“Make yourself at home.” It’s a nice thing to say to someone when they come over. It’s meant to put them at ease. It’s warm and inviting. I remember being told this a lot when I was asked to house-sit for people. And, as kind as it was. I knew it was only conditional. It was a temporary offer. I was welcome to eat some food from the fridge or lay down on the couch but painting a bedroom or organizing the kitchen cabinets the way I wanted to was never part of the bargain.
When Jesus invites us to abide, to dwell, to make our home, he’s offering more than a conditional bargain. He’s offering us eternity at home in God.
When John writes in his gospel that the “Word was made flesh” he chooses a word the resembles something more like “tented,” “tabernacled,” set up a temporary dwelling. The Word was made flesh and camped out among us. But, when Jesus talks about the relationship he’s offering with his disciples it has a more long-term, if not permanent ring. Make your home with me.
Isaiah 11:1-3 / Matthew 1:1-17

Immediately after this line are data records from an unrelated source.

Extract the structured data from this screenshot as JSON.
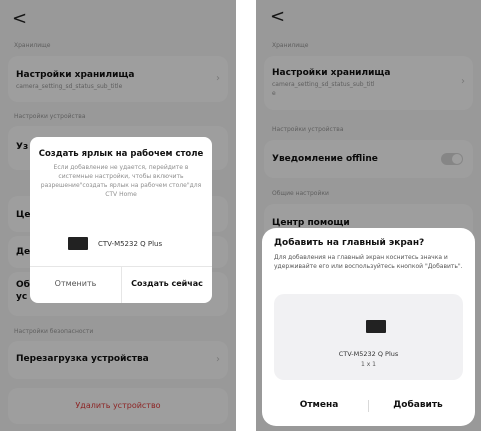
{
  "left": {
    "back": "<",
    "storage_section": "Хранилище",
    "storage_title": "Настройки хранилища",
    "storage_sub": "camera_setting_sd_status_sub_title",
    "device_settings_section": "Настройки устройства",
    "partial_1": "Уз",
    "partial_2": "Це",
    "partial_3": "Де",
    "partial_4": "Об",
    "partial_5": "ус",
    "security_section": "Настройки безопасности",
    "restart": "Перезагрузка устройства",
    "delete": "Удалить устройство",
    "dialog": {
      "title": "Создать ярлык на рабочем столе",
      "body": "Если добавление не удается, перейдите в системные настройки, чтобы включить разрешение\"создать ярлык на рабочем столе\"для CTV Home",
      "device": "CTV-M5232 Q Plus",
      "cancel": "Отменить",
      "confirm": "Создать сейчас"
    }
  },
  "right": {
    "back": "<",
    "storage_section": "Хранилище",
    "storage_title": "Настройки хранилища",
    "storage_sub": "camera_setting_sd_status_sub_titl",
    "storage_sub2": "e",
    "device_settings_section": "Настройки устройства",
    "offline_label": "Уведомление offline",
    "general_section": "Общие настройки",
    "help_center": "Центр помощи",
    "dialog": {
      "title": "Добавить на главный экран?",
      "body": "Для добавления на главный экран коснитесь значка и удерживайте его или воспользуйтесь кнопкой \"Добавить\".",
      "device": "CTV-M5232 Q Plus",
      "size": "1 x 1",
      "cancel": "Отмена",
      "confirm": "Добавить"
    }
  }
}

Well, I managed to get through that long Gospel reading! Why on earth did Matthew start his Gospel with a long, tedious list of names? Because for Matthew the gospel, (the Good News he was proclaiming), was entirely dependent on who Jesus is. The identity of Jesus is everything. And central to his identity is that he is a branch, stemming from the root of Jesse. O root, O radix Jesse, as today’s Advent antiphon puts it.
Identity is central to the whole prophetic tradition in the Old Testament. That tradition became more and more focused on the hope that one day, God would save his people by sending them a Savior – an anointed one—a Messiah. But who would he be? How will we know who it is? People were always asking “who are you?” “Where are you from?” Well, Isaiah tells us in our reading today: “A shoot shall come out from the stump of Jesse, and a branch shall grow out of his roots. The spirit of the Lord shall rest upon him….” He will be the one. We will recognize the Messiah when he comes, because he will come from the root of Jesse.
Well, the long genealogical list at the beginning of Matthew is pretty dreary – but the image of a tree, a family tree, is much more appealing to the imagination. And that was certainly true for the medieval imagination. So over the centuries, artists have created some of the most beautiful and imaginative trees to teach and to celebrate Jesus’ genealogical identity. They are called Jesse Trees. We see them in stained glass windows. (The oldest piece of stained glass in England is the Jesse Tree at York Minster.) We see them in stone casings (like the wonderful Jesse Tree greeting pilgrims at the entrance to the cathedral of St. James Santiago de Compostela.) And we see them in illuminated manuscripts, such as the one you have before you. It is taken from the famous Winchester Psalter from the 12th century.